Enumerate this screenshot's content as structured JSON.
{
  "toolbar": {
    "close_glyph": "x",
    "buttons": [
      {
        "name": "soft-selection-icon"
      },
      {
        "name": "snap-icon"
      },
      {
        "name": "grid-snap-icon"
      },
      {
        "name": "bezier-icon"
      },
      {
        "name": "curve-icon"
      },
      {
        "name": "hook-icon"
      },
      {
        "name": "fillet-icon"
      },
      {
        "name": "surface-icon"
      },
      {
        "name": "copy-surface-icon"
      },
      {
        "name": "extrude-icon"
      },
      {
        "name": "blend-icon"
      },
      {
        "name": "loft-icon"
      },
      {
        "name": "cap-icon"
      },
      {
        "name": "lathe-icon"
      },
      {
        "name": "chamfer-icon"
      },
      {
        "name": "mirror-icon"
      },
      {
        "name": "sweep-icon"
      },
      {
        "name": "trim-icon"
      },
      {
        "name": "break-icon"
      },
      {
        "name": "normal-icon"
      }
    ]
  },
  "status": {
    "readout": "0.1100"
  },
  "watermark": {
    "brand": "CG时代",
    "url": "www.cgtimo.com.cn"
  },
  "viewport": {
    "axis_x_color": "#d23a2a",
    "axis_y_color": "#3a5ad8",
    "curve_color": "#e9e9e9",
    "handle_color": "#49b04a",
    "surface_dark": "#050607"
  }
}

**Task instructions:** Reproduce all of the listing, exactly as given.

**Written answer:**
Enumerate this screenshot's content as structured JSON.
{
  "toolbar": {
    "close_glyph": "x",
    "buttons": [
      {
        "name": "soft-selection-icon"
      },
      {
        "name": "snap-icon"
      },
      {
        "name": "grid-snap-icon"
      },
      {
        "name": "bezier-icon"
      },
      {
        "name": "curve-icon"
      },
      {
        "name": "hook-icon"
      },
      {
        "name": "fillet-icon"
      },
      {
        "name": "surface-icon"
      },
      {
        "name": "copy-surface-icon"
      },
      {
        "name": "extrude-icon"
      },
      {
        "name": "blend-icon"
      },
      {
        "name": "loft-icon"
      },
      {
        "name": "cap-icon"
      },
      {
        "name": "lathe-icon"
      },
      {
        "name": "chamfer-icon"
      },
      {
        "name": "mirror-icon"
      },
      {
        "name": "sweep-icon"
      },
      {
        "name": "trim-icon"
      },
      {
        "name": "break-icon"
      },
      {
        "name": "normal-icon"
      }
    ]
  },
  "status": {
    "readout": "0.1100"
  },
  "watermark": {
    "brand": "CG时代",
    "url": "www.cgtimo.com.cn"
  },
  "viewport": {
    "axis_x_color": "#d23a2a",
    "axis_y_color": "#3a5ad8",
    "curve_color": "#e9e9e9",
    "handle_color": "#49b04a",
    "surface_dark": "#050607"
  }
}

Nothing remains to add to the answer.